**What is required:**
The number needed is how many lines of the data hold the string "Author". Give that number and nothing more.

= = = =

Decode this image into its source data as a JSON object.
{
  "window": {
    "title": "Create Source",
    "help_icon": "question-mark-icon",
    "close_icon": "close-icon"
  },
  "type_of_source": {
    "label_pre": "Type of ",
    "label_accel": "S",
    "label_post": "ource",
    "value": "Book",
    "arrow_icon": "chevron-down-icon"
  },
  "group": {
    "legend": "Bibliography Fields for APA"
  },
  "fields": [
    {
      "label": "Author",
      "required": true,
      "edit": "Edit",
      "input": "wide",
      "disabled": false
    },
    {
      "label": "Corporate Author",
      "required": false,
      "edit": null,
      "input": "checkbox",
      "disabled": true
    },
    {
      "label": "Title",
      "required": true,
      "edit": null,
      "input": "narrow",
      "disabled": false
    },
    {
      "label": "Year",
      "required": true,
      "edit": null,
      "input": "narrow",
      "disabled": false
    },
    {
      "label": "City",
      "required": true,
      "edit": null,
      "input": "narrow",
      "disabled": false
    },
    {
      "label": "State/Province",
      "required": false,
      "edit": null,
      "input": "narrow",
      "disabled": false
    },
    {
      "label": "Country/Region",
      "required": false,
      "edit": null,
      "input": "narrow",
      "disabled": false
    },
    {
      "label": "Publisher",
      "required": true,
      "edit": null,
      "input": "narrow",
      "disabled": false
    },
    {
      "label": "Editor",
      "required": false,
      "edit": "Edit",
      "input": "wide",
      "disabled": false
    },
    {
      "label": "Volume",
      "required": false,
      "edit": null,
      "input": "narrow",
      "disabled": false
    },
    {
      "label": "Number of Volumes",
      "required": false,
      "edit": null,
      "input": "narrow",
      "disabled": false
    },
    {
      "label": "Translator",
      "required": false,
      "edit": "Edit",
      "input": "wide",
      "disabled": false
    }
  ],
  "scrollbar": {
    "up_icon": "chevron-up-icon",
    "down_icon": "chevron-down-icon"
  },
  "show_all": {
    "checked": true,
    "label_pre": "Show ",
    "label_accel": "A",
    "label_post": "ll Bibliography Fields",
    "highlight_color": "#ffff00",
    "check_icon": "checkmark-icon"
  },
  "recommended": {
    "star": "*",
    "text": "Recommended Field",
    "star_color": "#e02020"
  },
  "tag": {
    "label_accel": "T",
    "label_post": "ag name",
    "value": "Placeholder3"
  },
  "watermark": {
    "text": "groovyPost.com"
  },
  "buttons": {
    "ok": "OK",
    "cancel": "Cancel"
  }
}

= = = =

**Response to the task:**
2